The film is a 90-minute work of art. Led by brilliant, visionary designer Heinz Edelmann and director George Dunning, a team of mostly young, unsung artists toiled away in rinky-dink offices in Soho Square, London, for nearly a year, with a budget of less than $1m. There are sequences like Eleanor Rigby (where, by the way, you can actually see some of these unsung artists) and Lucy in the Sky with Diamonds that are pop art masterpieces as good and breathtaking as any Warhol or Picasso.
The artists and directors used techniques no one had ever used before, and haven't since. They used media no one had ever thought of using in animation: the sequence where the sub takes off from the Pier and appears to travel rapidly through all sorts of live-action settings, including a park where a statue of a military man astride a horse appears to tip his hat to you, was all done using postcards. If you freeze-frame it, you can see some of the brilliant tricks they came up with.
So how did all this happen? Well, here I do need to get into a little back-story, because it's an important lesson in how brilliant things get produced. It's how The Simpsons came to be, and it's how Yellow Submarine happened. It's called trusting in artists and letting them do their stuff. It's also called I-have-no-idea-what-those-hippies-in-Soho-are doing-but-it-has-the-Beatles'-name-on-it-so-I-guess-we'll-make-money. From what I've read, the pressure these artists felt came from not wanting to let the Beatles down because they loved them and their music so much. That's a great sort of pressure to be under.

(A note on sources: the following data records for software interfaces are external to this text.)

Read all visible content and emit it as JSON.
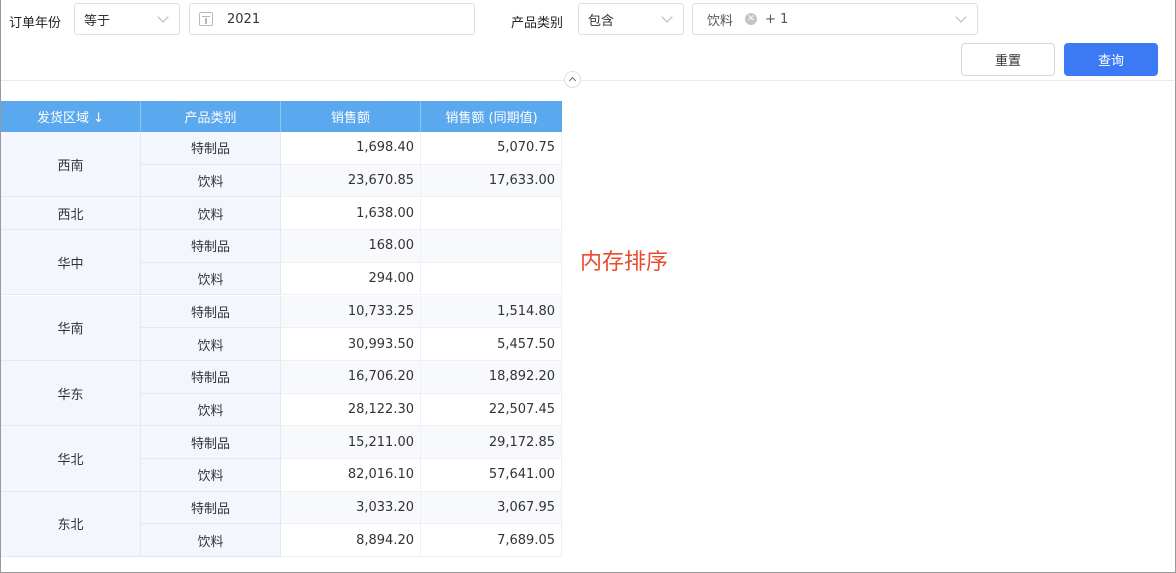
{
  "filters": {
    "order_year_label": "订单年份",
    "order_year_operator": "等于",
    "order_year_value": "2021",
    "category_label": "产品类别",
    "category_operator": "包含",
    "category_tag": "饮料",
    "category_more": "+ 1"
  },
  "buttons": {
    "reset": "重置",
    "query": "查询"
  },
  "table": {
    "headers": [
      "发货区域 ↓",
      "产品类别",
      "销售额",
      "销售额 (同期值)"
    ],
    "groups": [
      {
        "region": "西南",
        "rows": [
          {
            "cat": "特制品",
            "sales": "1,698.40",
            "prev": "5,070.75"
          },
          {
            "cat": "饮料",
            "sales": "23,670.85",
            "prev": "17,633.00"
          }
        ]
      },
      {
        "region": "西北",
        "rows": [
          {
            "cat": "饮料",
            "sales": "1,638.00",
            "prev": ""
          }
        ]
      },
      {
        "region": "华中",
        "rows": [
          {
            "cat": "特制品",
            "sales": "168.00",
            "prev": ""
          },
          {
            "cat": "饮料",
            "sales": "294.00",
            "prev": ""
          }
        ]
      },
      {
        "region": "华南",
        "rows": [
          {
            "cat": "特制品",
            "sales": "10,733.25",
            "prev": "1,514.80"
          },
          {
            "cat": "饮料",
            "sales": "30,993.50",
            "prev": "5,457.50"
          }
        ]
      },
      {
        "region": "华东",
        "rows": [
          {
            "cat": "特制品",
            "sales": "16,706.20",
            "prev": "18,892.20"
          },
          {
            "cat": "饮料",
            "sales": "28,122.30",
            "prev": "22,507.45"
          }
        ]
      },
      {
        "region": "华北",
        "rows": [
          {
            "cat": "特制品",
            "sales": "15,211.00",
            "prev": "29,172.85"
          },
          {
            "cat": "饮料",
            "sales": "82,016.10",
            "prev": "57,641.00"
          }
        ]
      },
      {
        "region": "东北",
        "rows": [
          {
            "cat": "特制品",
            "sales": "3,033.20",
            "prev": "3,067.95"
          },
          {
            "cat": "饮料",
            "sales": "8,894.20",
            "prev": "7,689.05"
          }
        ]
      }
    ]
  },
  "annotation": "内存排序"
}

Also, I have a feeling that King Features – the cartoon publisher that made the film – had no idea what it was getting. I think even the Beatles had no idea what they were getting. When production began, the only thing the Beatles knew was that there had been that horrible cartoon from the mid-1960s. You know, that one where they had big heads on little bodies. They hated that cartoon and were wary of this one. Only when they visited the studios and saw what was happening did they start to rally round it (remember, they didn't voice their characters – something I was horrified to find out years later).

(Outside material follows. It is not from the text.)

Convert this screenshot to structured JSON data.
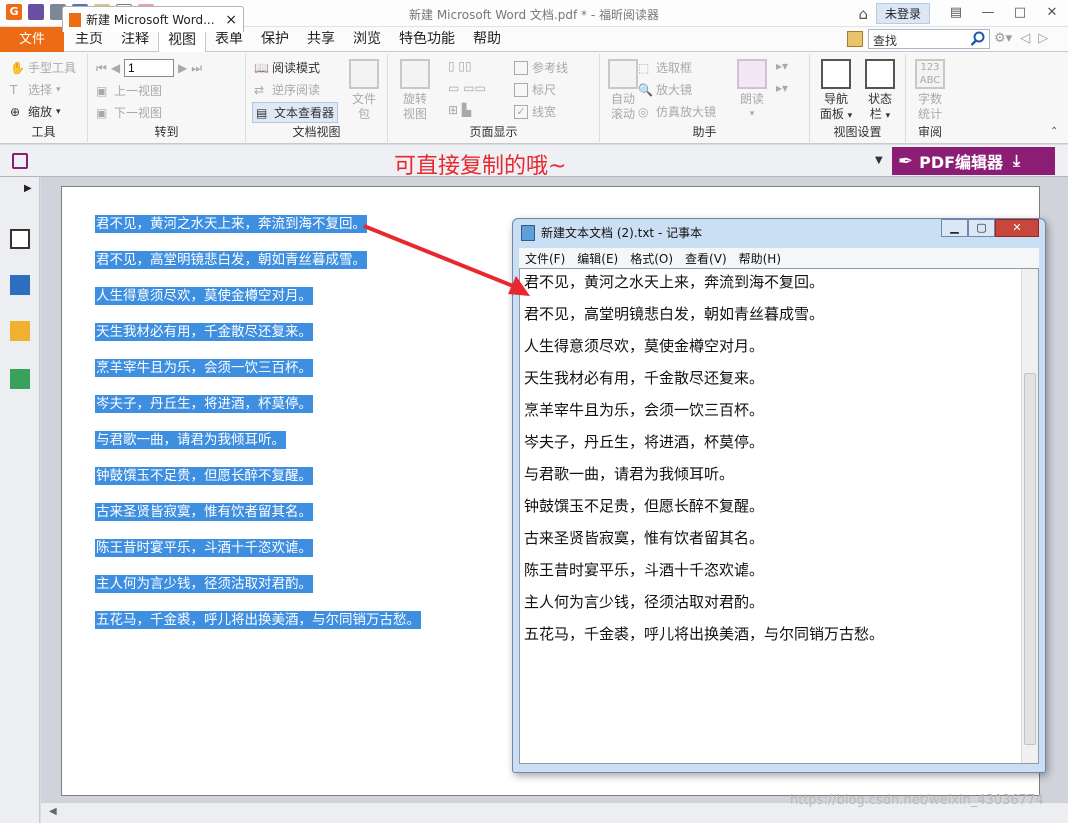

Yellow Submarine was made with a small budget. There were numerous instances where they had neither the time nor the money to do something the fancy, easy way, so they were forced to come up with new ways. If you have zillions of dollars and all the time in the world, I don't think you're going to produce great art. And you certainly won't feel like sticking it to the man who's giving you those zillions. It's funny, isn't it? In an ideal world, you wouldn't have the types of pressures that can lead to great art. Yet Yellow Submarine is a movie whose message is all about making an ideal world. And it's one of the most perfect pieces of moving art ever made.
Josh Weinstein is a former producer of The Simpsons. With Bill Oakley, he wrote many classic episodes including Who Shot Mr Burns? and Lisa vs Malibu Stacy. He is currently co-executive producer of Futurama and lead writer for the innovative CBBC series Strange Hill High. Yellow Subversion: The Artwork of Yellow Submarine, a limited edition box set of screenprints, is available from £395.